Why do planks—and even harder plank variations? Each move shifts your center of gravity and forces your abdominals, arms, back, and glutes to stabilize your body. Not to mention, the plank is an effective, full-body move that doesn't require lots of space, fancy equipment, or a gym membership.
Fitness trainer and registered yoga teacher Stacey Lei Krauss, the founder and creator of the Cardio Yoga program, designed this 10-minute, five-move plank sequence, which includes several variations on the standard plank position.

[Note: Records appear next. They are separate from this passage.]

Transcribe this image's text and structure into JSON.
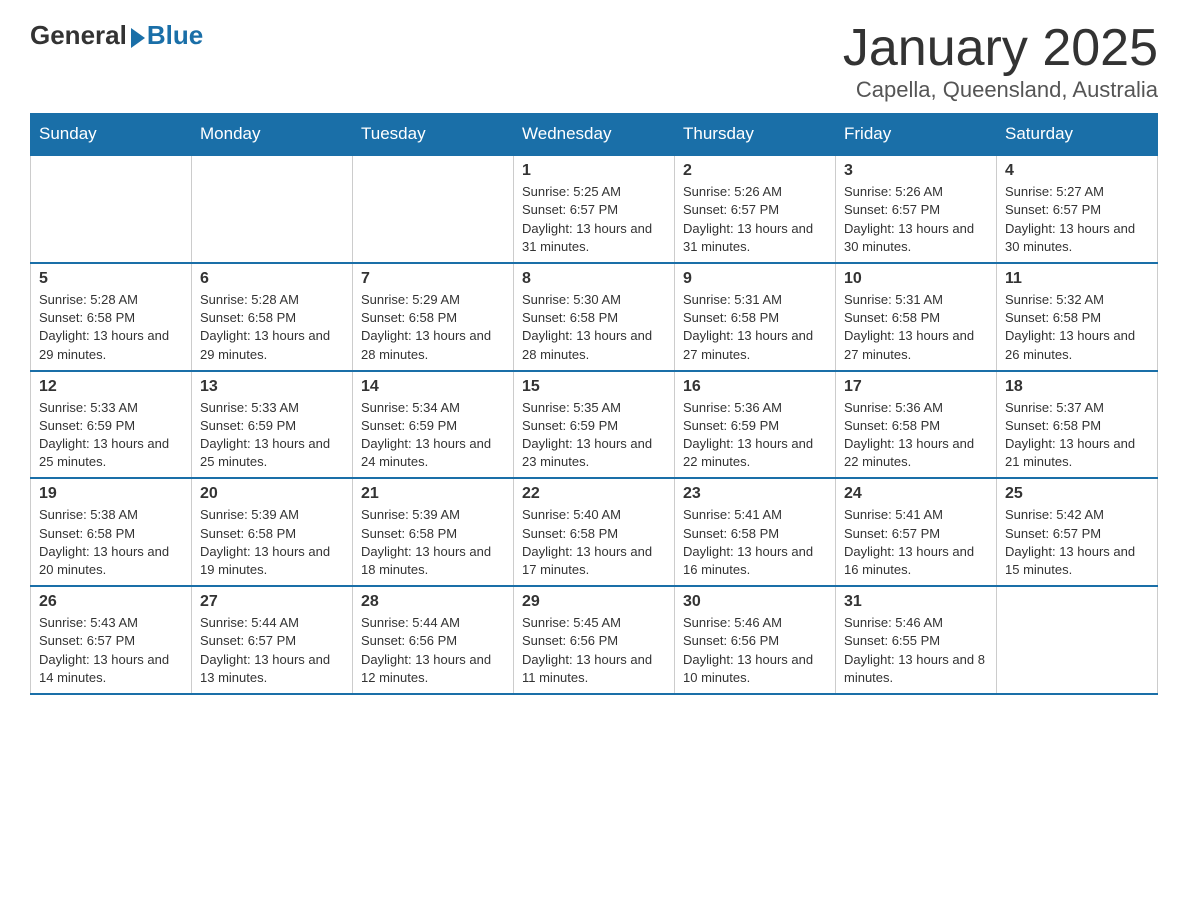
{
  "logo": {
    "general": "General",
    "blue": "Blue"
  },
  "title": "January 2025",
  "subtitle": "Capella, Queensland, Australia",
  "days_of_week": [
    "Sunday",
    "Monday",
    "Tuesday",
    "Wednesday",
    "Thursday",
    "Friday",
    "Saturday"
  ],
  "weeks": [
    [
      {
        "day": "",
        "info": ""
      },
      {
        "day": "",
        "info": ""
      },
      {
        "day": "",
        "info": ""
      },
      {
        "day": "1",
        "info": "Sunrise: 5:25 AM\nSunset: 6:57 PM\nDaylight: 13 hours and 31 minutes."
      },
      {
        "day": "2",
        "info": "Sunrise: 5:26 AM\nSunset: 6:57 PM\nDaylight: 13 hours and 31 minutes."
      },
      {
        "day": "3",
        "info": "Sunrise: 5:26 AM\nSunset: 6:57 PM\nDaylight: 13 hours and 30 minutes."
      },
      {
        "day": "4",
        "info": "Sunrise: 5:27 AM\nSunset: 6:57 PM\nDaylight: 13 hours and 30 minutes."
      }
    ],
    [
      {
        "day": "5",
        "info": "Sunrise: 5:28 AM\nSunset: 6:58 PM\nDaylight: 13 hours and 29 minutes."
      },
      {
        "day": "6",
        "info": "Sunrise: 5:28 AM\nSunset: 6:58 PM\nDaylight: 13 hours and 29 minutes."
      },
      {
        "day": "7",
        "info": "Sunrise: 5:29 AM\nSunset: 6:58 PM\nDaylight: 13 hours and 28 minutes."
      },
      {
        "day": "8",
        "info": "Sunrise: 5:30 AM\nSunset: 6:58 PM\nDaylight: 13 hours and 28 minutes."
      },
      {
        "day": "9",
        "info": "Sunrise: 5:31 AM\nSunset: 6:58 PM\nDaylight: 13 hours and 27 minutes."
      },
      {
        "day": "10",
        "info": "Sunrise: 5:31 AM\nSunset: 6:58 PM\nDaylight: 13 hours and 27 minutes."
      },
      {
        "day": "11",
        "info": "Sunrise: 5:32 AM\nSunset: 6:58 PM\nDaylight: 13 hours and 26 minutes."
      }
    ],
    [
      {
        "day": "12",
        "info": "Sunrise: 5:33 AM\nSunset: 6:59 PM\nDaylight: 13 hours and 25 minutes."
      },
      {
        "day": "13",
        "info": "Sunrise: 5:33 AM\nSunset: 6:59 PM\nDaylight: 13 hours and 25 minutes."
      },
      {
        "day": "14",
        "info": "Sunrise: 5:34 AM\nSunset: 6:59 PM\nDaylight: 13 hours and 24 minutes."
      },
      {
        "day": "15",
        "info": "Sunrise: 5:35 AM\nSunset: 6:59 PM\nDaylight: 13 hours and 23 minutes."
      },
      {
        "day": "16",
        "info": "Sunrise: 5:36 AM\nSunset: 6:59 PM\nDaylight: 13 hours and 22 minutes."
      },
      {
        "day": "17",
        "info": "Sunrise: 5:36 AM\nSunset: 6:58 PM\nDaylight: 13 hours and 22 minutes."
      },
      {
        "day": "18",
        "info": "Sunrise: 5:37 AM\nSunset: 6:58 PM\nDaylight: 13 hours and 21 minutes."
      }
    ],
    [
      {
        "day": "19",
        "info": "Sunrise: 5:38 AM\nSunset: 6:58 PM\nDaylight: 13 hours and 20 minutes."
      },
      {
        "day": "20",
        "info": "Sunrise: 5:39 AM\nSunset: 6:58 PM\nDaylight: 13 hours and 19 minutes."
      },
      {
        "day": "21",
        "info": "Sunrise: 5:39 AM\nSunset: 6:58 PM\nDaylight: 13 hours and 18 minutes."
      },
      {
        "day": "22",
        "info": "Sunrise: 5:40 AM\nSunset: 6:58 PM\nDaylight: 13 hours and 17 minutes."
      },
      {
        "day": "23",
        "info": "Sunrise: 5:41 AM\nSunset: 6:58 PM\nDaylight: 13 hours and 16 minutes."
      },
      {
        "day": "24",
        "info": "Sunrise: 5:41 AM\nSunset: 6:57 PM\nDaylight: 13 hours and 16 minutes."
      },
      {
        "day": "25",
        "info": "Sunrise: 5:42 AM\nSunset: 6:57 PM\nDaylight: 13 hours and 15 minutes."
      }
    ],
    [
      {
        "day": "26",
        "info": "Sunrise: 5:43 AM\nSunset: 6:57 PM\nDaylight: 13 hours and 14 minutes."
      },
      {
        "day": "27",
        "info": "Sunrise: 5:44 AM\nSunset: 6:57 PM\nDaylight: 13 hours and 13 minutes."
      },
      {
        "day": "28",
        "info": "Sunrise: 5:44 AM\nSunset: 6:56 PM\nDaylight: 13 hours and 12 minutes."
      },
      {
        "day": "29",
        "info": "Sunrise: 5:45 AM\nSunset: 6:56 PM\nDaylight: 13 hours and 11 minutes."
      },
      {
        "day": "30",
        "info": "Sunrise: 5:46 AM\nSunset: 6:56 PM\nDaylight: 13 hours and 10 minutes."
      },
      {
        "day": "31",
        "info": "Sunrise: 5:46 AM\nSunset: 6:55 PM\nDaylight: 13 hours and 8 minutes."
      },
      {
        "day": "",
        "info": ""
      }
    ]
  ]
}
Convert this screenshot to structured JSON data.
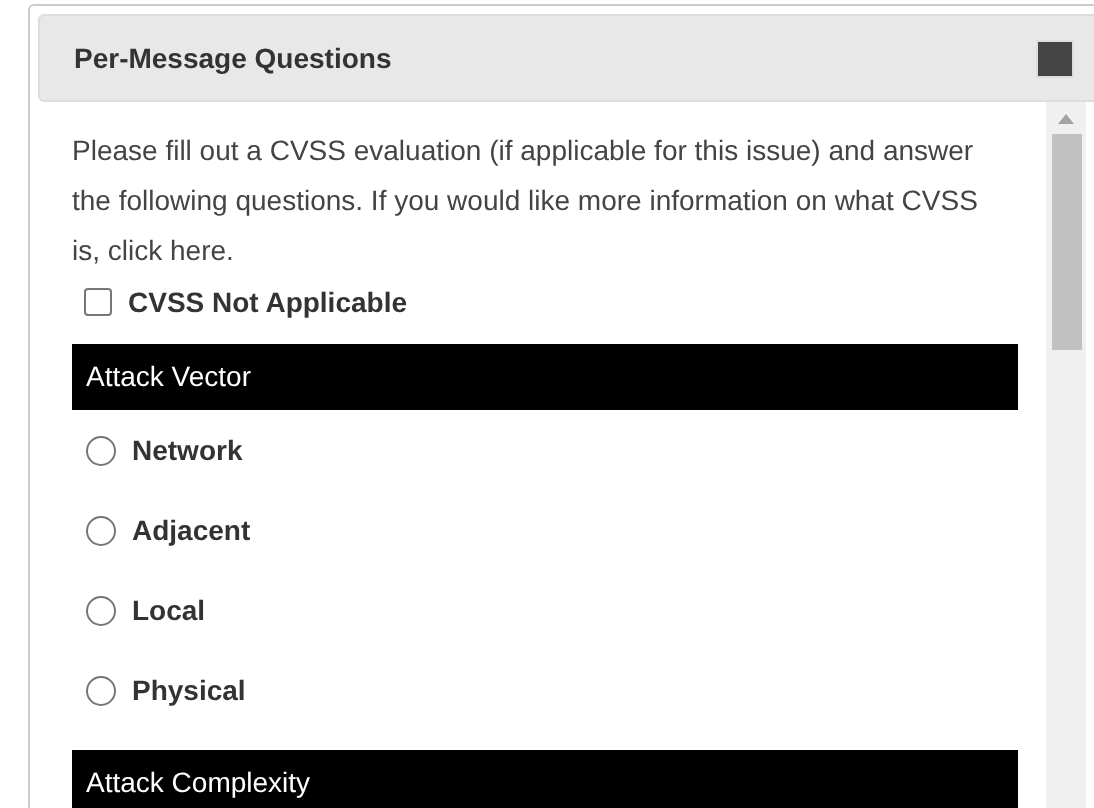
{
  "panel": {
    "title": "Per-Message Questions"
  },
  "intro": "Please fill out a CVSS evaluation (if applicable for this issue) and answer the following questions. If you would like more information on what CVSS is, click here.",
  "not_applicable": {
    "label": "CVSS Not Applicable",
    "checked": false
  },
  "sections": [
    {
      "title": "Attack Vector",
      "options": [
        {
          "label": "Network",
          "selected": false
        },
        {
          "label": "Adjacent",
          "selected": false
        },
        {
          "label": "Local",
          "selected": false
        },
        {
          "label": "Physical",
          "selected": false
        }
      ]
    },
    {
      "title": "Attack Complexity"
    }
  ]
}
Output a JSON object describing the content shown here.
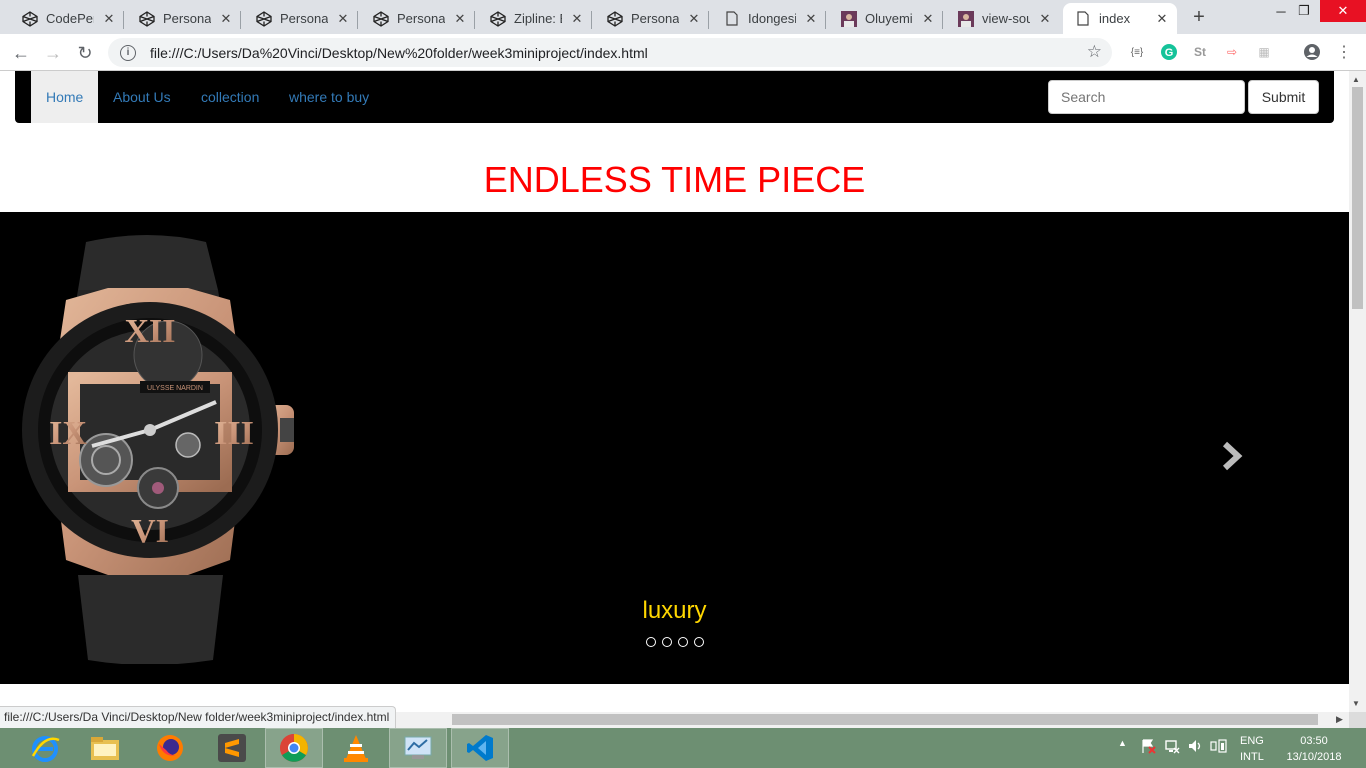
{
  "browser": {
    "tabs": [
      {
        "title": "CodePen",
        "icon": "codepen-icon"
      },
      {
        "title": "Personal P",
        "icon": "codepen-icon"
      },
      {
        "title": "Personal P",
        "icon": "codepen-icon"
      },
      {
        "title": "Personal P",
        "icon": "codepen-icon"
      },
      {
        "title": "Zipline: Bu",
        "icon": "codepen-icon"
      },
      {
        "title": "Personal P",
        "icon": "codepen-icon"
      },
      {
        "title": "Idongesit",
        "icon": "document-icon"
      },
      {
        "title": "Oluyemi -",
        "icon": "avatar-icon"
      },
      {
        "title": "view-sour",
        "icon": "avatar-icon"
      },
      {
        "title": "index",
        "icon": "document-icon"
      }
    ],
    "active_tab_index": 9,
    "address": "file:///C:/Users/Da%20Vinci/Desktop/New%20folder/week3miniproject/index.html",
    "status_url": "file:///C:/Users/Da Vinci/Desktop/New folder/week3miniproject/index.html"
  },
  "page": {
    "nav": {
      "items": [
        "Home",
        "About Us",
        "collection",
        "where to buy"
      ],
      "active": "Home",
      "search_placeholder": "Search",
      "submit_label": "Submit"
    },
    "heading": "ENDLESS TIME PIECE",
    "carousel": {
      "caption": "luxury",
      "slide_count": 4,
      "watch_brand": "ULYSSE NARDIN"
    }
  },
  "taskbar": {
    "apps": [
      "internet-explorer-icon",
      "file-explorer-icon",
      "firefox-icon",
      "sublime-text-icon",
      "chrome-icon",
      "vlc-icon",
      "control-panel-icon",
      "vscode-icon"
    ],
    "language": [
      "ENG",
      "INTL"
    ],
    "time": "03:50",
    "date": "13/10/2018"
  },
  "colors": {
    "heading": "#ff0000",
    "caption": "#ffd700",
    "nav_link": "#337ab7",
    "taskbar": "#6d8f72"
  }
}
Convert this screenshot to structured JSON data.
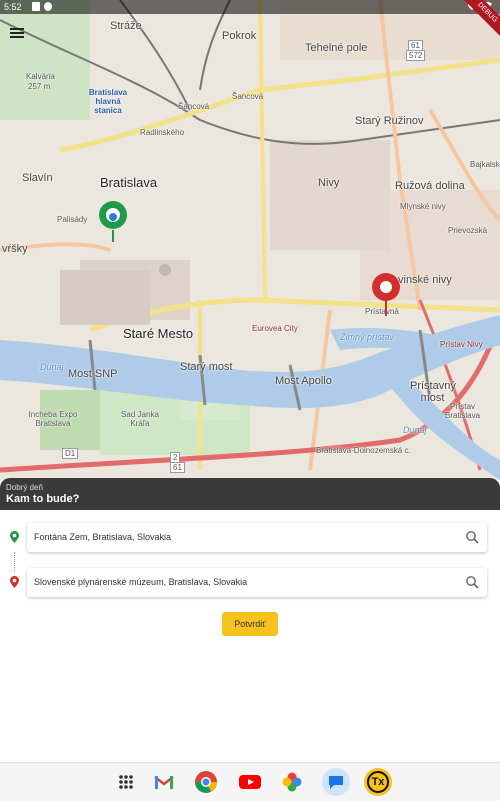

To get started, simply clear a space on the floor. Complete the entire cycle three times per week, taking 30 seconds between each move to roll your wrists and shoulders, and you'll achieve stronger core muscles, improved balance, and a true sense of accomplishment—without even touching a set of weights or (if you're like Krauss, who prefers to go barefoot) lacing up your sneakers.
(A) Begin on all fours, with hands directly under shoulders, knees and feet hip-distance apart and fingers spread out. If you're a beginner, rest on your forearms instead. (This also applies to all subsequent exercises.)
(B) Tuck toes underneath feet so that all 10 toes lie flat. Extend legs and push up hips so that your body is in a straight line from shoulders to heels. Draw in your abs, squeeze your glutes, and keep your head in a neutral position that's in line with your spine. Hold for 30 seconds. (Don't forget to breathe!)
(B) Lift your right leg three inches off the floor, pointing your toes and keeping your leg straight. With your torso completely still, gently and quickly pulse your leg up and down five times, firing up your glutes, hamstrings, and quad muscles. Return to the starting position. This is one rep. Repeat 9 times, then switch sides and do 10 more.
(B) Lift your right leg three inches off the floor, pointing your toes, and draw your right knee toward your chest and diagonally across your body until your knee taps your left elbow (or your left armpit if you're resting on your forearms). Return to the starting position. Repeat 9 times, then switch sides and do 10 more.
(B) With your abs engaged, rotate your right shoulder and hip up toward the ceiling in one fluid movement, twisting your feet so that the inside of your right foot and the outside of your left foot rest on the floor. Extend your arm so that it's pointing toward the ceiling. Return to the starting position. Repeat four times, then switch sides and do five more.
(A) Begin in a modified version of the standard plank position, placing your feet several inches wider than hip-distance apart and your hands underneath your chest. Turn your hands slightly toward each other so that your thumbs and index fingers touch to form an upside-down heart.
(B) Use your toes to push your body and rock forward so that the center of your chest aligns over the heart formed by your hands. Keep your chest, back, and triceps engaged and hold for 30 seconds. It's a very subtle movement that punks serious punch.